The Richard Attenborough Film Awards – Winners

The RAFAs are a little different in that they are pretty much split equally between public and critic, which isn’t necessarily a bad thing. It brings up the obvious Twilight connections, but it also means that Gary Oldman, Arthur Christmas and Tintin were justly rewarded where they have been overlooked by so many other ceremonies. Away from the public, the critics went with the majority by choosing The Artist as Best Picture, but went for Fassbender and Hiddleston in other categories – well flipping played. And there’s no prizes for guessing the winner of the Most Anticipated Film Of 2012. Check out all the winners below: Continue reading

The 18th Annual Screen Actors Guild Awards – Winners

The SAG Awards (aka, The Night Meryl Was Silenced) have taken place and I think we were all a little surprised at just how well The Help did, taking the Best Ensemble prize away from The Artist and other hopeful contenders. But fans of the film shouldn’t be too hopeful, as The Help hasn’t got a chance for that Best Picture Oscar. This will probably be as far as Davis’ light shines this Oscar Race, but it’s a great achievement for her to have surpassed both Streep and Williams in SAG’s eyes. I also wonder now whether Clooney’s goose is well and truly cooked and if Dujardin really is unstoppable. Either way, Plummer is definitely the one to beat for Best Supporting, although the presence of von Sydow makes it a little more interesting. Check out SAG’s winners below: Continue reading
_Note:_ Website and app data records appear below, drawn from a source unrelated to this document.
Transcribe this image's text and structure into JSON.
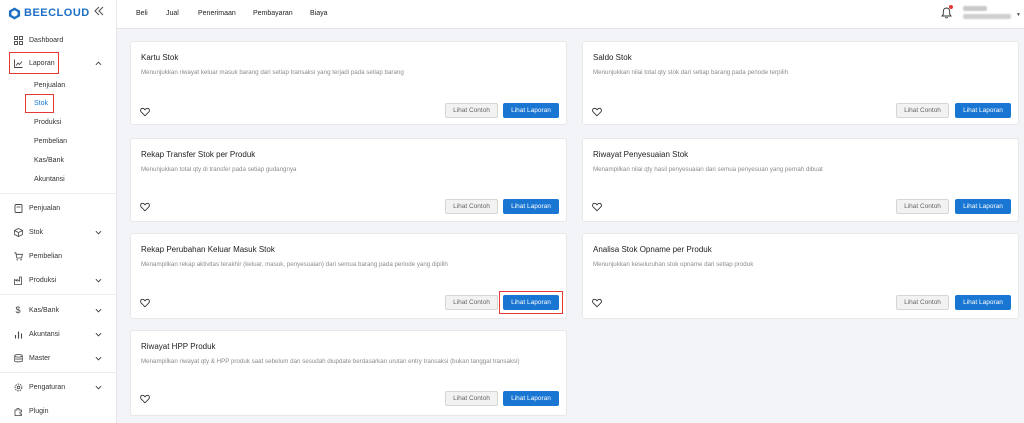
{
  "brand": {
    "name": "BEECLOUD",
    "color": "#1d6fc4"
  },
  "sidebar": {
    "items": [
      {
        "id": "dashboard",
        "label": "Dashboard",
        "icon": "dashboard-icon"
      },
      {
        "id": "laporan",
        "label": "Laporan",
        "icon": "chart-icon",
        "expanded": true
      },
      {
        "id": "penjualan",
        "label": "Penjualan",
        "icon": "receipt-icon"
      },
      {
        "id": "stok",
        "label": "Stok",
        "icon": "box-icon"
      },
      {
        "id": "pembelian",
        "label": "Pembelian",
        "icon": "cart-icon"
      },
      {
        "id": "produksi",
        "label": "Produksi",
        "icon": "factory-icon"
      },
      {
        "id": "kasbank",
        "label": "Kas/Bank",
        "icon": "dollar-icon"
      },
      {
        "id": "akuntansi",
        "label": "Akuntansi",
        "icon": "bar-chart-icon"
      },
      {
        "id": "master",
        "label": "Master",
        "icon": "database-icon"
      },
      {
        "id": "pengaturan",
        "label": "Pengaturan",
        "icon": "gear-icon"
      },
      {
        "id": "plugin",
        "label": "Plugin",
        "icon": "plugin-icon"
      }
    ],
    "laporan_sub": [
      "Penjualan",
      "Stok",
      "Produksi",
      "Pembelian",
      "Kas/Bank",
      "Akuntansi"
    ],
    "active_sub": "Stok"
  },
  "topbar": {
    "nav": [
      "Beli",
      "Jual",
      "Penerimaan",
      "Pembayaran",
      "Biaya"
    ]
  },
  "cards": [
    {
      "title": "Kartu Stok",
      "desc": "Menunjukkan riwayat keluar masuk barang dari setiap transaksi yang terjadi pada setiap barang"
    },
    {
      "title": "Saldo Stok",
      "desc": "Menunjukkan nilai total qty stok dari setiap barang pada periode terpilih"
    },
    {
      "title": "Rekap Transfer Stok per Produk",
      "desc": "Menunjukkan total qty di transfer pada setiap gudangnya"
    },
    {
      "title": "Riwayat Penyesuaian Stok",
      "desc": "Menampilkan nilai qty hasil penyesuaian dari semua penyesuan yang pernah dibuat"
    },
    {
      "title": "Rekap Perubahan Keluar Masuk Stok",
      "desc": "Menampilkan rekap aktivitas terakhir (keluar, masuk, penyesuaian) dari semua barang pada periode yang dipilih"
    },
    {
      "title": "Analisa Stok Opname per Produk",
      "desc": "Menunjukkan keseluruhan stok opname dari setiap produk"
    },
    {
      "title": "Riwayat HPP Produk",
      "desc": "Menampilkan riwayat qty & HPP produk saat sebelum dan sesudah diupdate berdasarkan urutan entry transaksi (bukan tanggal transaksi)"
    }
  ],
  "buttons": {
    "contoh": "Lihat Contoh",
    "lihat": "Lihat Laporan"
  },
  "colors": {
    "accent": "#1976d2",
    "highlight": "#e53935"
  }
}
The 64th Annual DGA Awards – Winners

Is this the final word in the Best Director category? I think it might just be. The DGA also makes the Academy look stupid (again) for their bizarre final collection of Best Documentary nominees. They pretty much say it all here:

“The DGA Award for Outstanding Directorial Achievement in Feature Film has traditionally been one of the industry’s most accurate barometers for who will win the Best Director Academy Award. Only six times since the DGA Awards began in 1948 has the Feature Film winner not gone on to win the corresponding Academy Award. The six exceptions are as follows:

  • 1968: Anthony Harvey won the DGA Award for The Lion in Winter while Carol Reed took home the Oscar® for Oliver!
  • 1972: Francis Ford Coppola received the DGA’s nod for The Godfather while the Academy selected Bob Fosse for Cabaret.
  • 1985: Steven Spielberg received his first DGA Award for The Color Purple while the Oscar® went to Sydney Pollack for Out of Africa.
  • 1995: Ron Howard was chosen by the DGA for his direction of Apollo 13 while Academy voters selected Mel Gibson for Braveheart.
  • 2000: Ang Lee won the DGA Award for his direction of Crouching Tiger, Hidden Dragon while Steven Soderbergh won the Academy Award for Traffic.
  • 2002: Rob Marshall won the DGA Award for Chicago while Roman Polanski received the Academy Award for The Pianist.”

Anyway, check out the winners of the two film categories below: Continue reading